The nine factors identified helped to elucidate the coupled interactions of
these determinants. Nitrate-laden dust was found to be the dominant type of
locally emitted particles measured by ATOFMS. Several factors associated
with aerosol transported to the site from intermediate local-to-regional
distances were identified: the Organic factor was associated with a
combustion source to the north-west; the ECOC Day factor was characterized
by nearby local-to-regional carbonaceous emissions transported from the
south-west during the daytime; and the Fireworks factor consisted of
pyrotechnic particles from the Detroit region following holiday fireworks
displays. Regional aerosol from farther emissions sources was reflected
through three factors: two Biomass Burning factors and a highly chemically
processed Long Range Transport factor. The Biomass Burning factors were
separated by PMF due to differences in chemical processing which were in

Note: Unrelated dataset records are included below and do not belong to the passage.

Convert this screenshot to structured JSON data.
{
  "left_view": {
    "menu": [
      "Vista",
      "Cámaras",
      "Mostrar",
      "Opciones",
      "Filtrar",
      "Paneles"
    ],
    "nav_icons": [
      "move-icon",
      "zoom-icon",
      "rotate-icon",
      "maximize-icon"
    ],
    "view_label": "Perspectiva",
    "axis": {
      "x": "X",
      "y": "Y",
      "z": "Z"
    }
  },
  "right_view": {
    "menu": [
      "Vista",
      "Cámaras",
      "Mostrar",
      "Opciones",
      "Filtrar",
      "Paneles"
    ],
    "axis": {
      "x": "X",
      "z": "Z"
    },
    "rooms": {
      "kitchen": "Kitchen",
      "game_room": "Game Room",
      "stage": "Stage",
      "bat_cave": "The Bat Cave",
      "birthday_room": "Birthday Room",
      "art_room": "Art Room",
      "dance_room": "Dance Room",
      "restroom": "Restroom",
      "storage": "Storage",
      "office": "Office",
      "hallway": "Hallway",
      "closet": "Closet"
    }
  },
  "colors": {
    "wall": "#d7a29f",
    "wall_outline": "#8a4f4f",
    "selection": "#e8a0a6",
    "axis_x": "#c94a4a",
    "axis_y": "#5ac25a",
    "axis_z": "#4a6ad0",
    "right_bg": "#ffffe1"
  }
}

part elucidated by the passage of two thunderstorm gust fronts with
different air mass histories. The remaining two factors, ECOC Night and
Nitrate Background, represented the night-time partitioning of nitrate to
pre-existing particles of different origins. The distinct meteorological
conditions observed during this month-long study in the summer of 2007
provided a unique range of temporal variability, enabling the elucidation of
the determinants of aerosol chemical composition, including source
emissions, chemical processing, and transport, at the Canada-US border.
This paper presents the first study to elucidate the coupled influences of
these determinants on temporal variability in aerosol chemical composition
using single particle-type-based receptor modelling.
Revised: 28 June 2011 – Accepted: 21 July 2011 – Published: 10 August 2011
Citation: McGuire, M. L., Jeong, C.-H., Slowik, J. G., Chang, R. Y.-W., Corbin, J. C., Lu, G., Mihele, C., Rehbein, P. J. G., Sills, D. M. L., Abbatt, J. P. D., Brook, J. R., and Evans, G. J.: Elucidating determinants of aerosol composition through particle-type-based receptor modeling, Atmos. Chem. Phys., 11, 8133-8155, doi:10.5194/acp-11-8133-2011, 2011.